How a boy and inclusive education changed an entire community in Serbia
New learning environments for children with disabilities creates a widespread shift in attitudes
SUBOTICA, Serbia, 30 August 2017 – When Atila Komaromi was born 18 years ago, doctors feared for his life. His limbs were severely damaged, and his parents were told that his life was at stake.
Ultimately Atila pulled through, and his parents decided to leave him in the care of staff at Kolevka, a residential institution for children with disabilities in the Serbian town of Subotica. He spent the first three years of his life there. After an initial assessment found that he had profound intellectual disability, he went on to spend the next six years at another residential institution.

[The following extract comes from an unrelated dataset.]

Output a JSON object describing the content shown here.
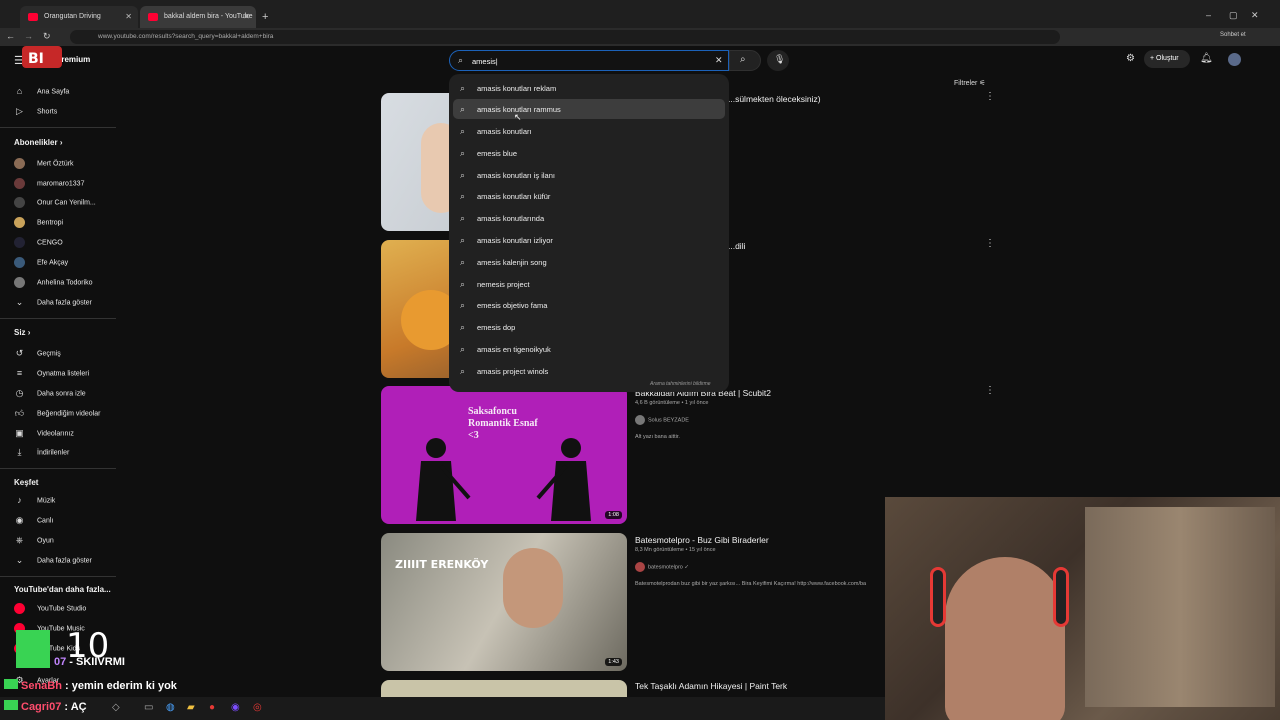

His mother visited him only at Kolevka. His father never saw him.
And all three of them never knew that Atila could have had a different life.
“Sin of the system”
In 2008, Serbia reorganized its residential institutions, and Atila was transferred back to Kolevka. The staff there soon discovered that he was both physically and mentally developed beyond all expectations. They immediately created an intensive programme for him.
“You can’t but wonder what would have happened with him had someone treated him properly from birth,” says psychologist Margarita Berček. It's a “sin of the system”, she says, the way someone’s misjudgement has irrevocably impacted the life of an innocent child.
Margarita is a member of the Inclusive Education Support Network in Serbia that works with UNICEF to expand opportunities for children with disabilities. UNICEF helps develop inclusive education policies in Serbia, supporting all sides of the education sector to achieve the right to a quality education for every child.
Changing attitudes towards inclusive education
In 2012, Atila underwent another assessment, and was categorized as having moderate intellectual disability. He was soon placed with a foster family and assigned a personal assistant.
Finally, Atila began attending a mainstream school – the Zdravko Gložanski primary school in the town of Bečej. And with him came a shift in attitudes about the importance of inclusive education in the school itself.
Everyone involved in school life – teachers, students, parents – was prepared for Atila’s participation in the classroom. The school built a wheelchair ramp, the doorsteps were removed, and a special desk was made for Atila.
Margarita, who developed a strong bond with Atila, remembers him saying: “I want to go to school also and do everything they do.” Thanks to his unrelenting optimism and perseverance, and the devoted work of the staff in the Zdravko Gložanski primary school, he quickly learned to read and write, and speak much more audibly.
A positive impact on the community
Not only has Atila benefitted immensely from his new school and community, but he has also had a positive influence on those around him.
Margarita Berček says that Atila has had an immeasurable impact on Bečej, a town that is now known as one of the best examples of inclusive education.
Atila’s classmates say that he is a great friend who brings positive energy to the classroom. His teacher, Milena Čolak, remembers how one student’s mother told her that she is convinced that her daughter would grow up to be a more considerate person thanks to Atila.
Milena is even more assured. “I think that they already are much better people than they used to be before they met Atila,” she says.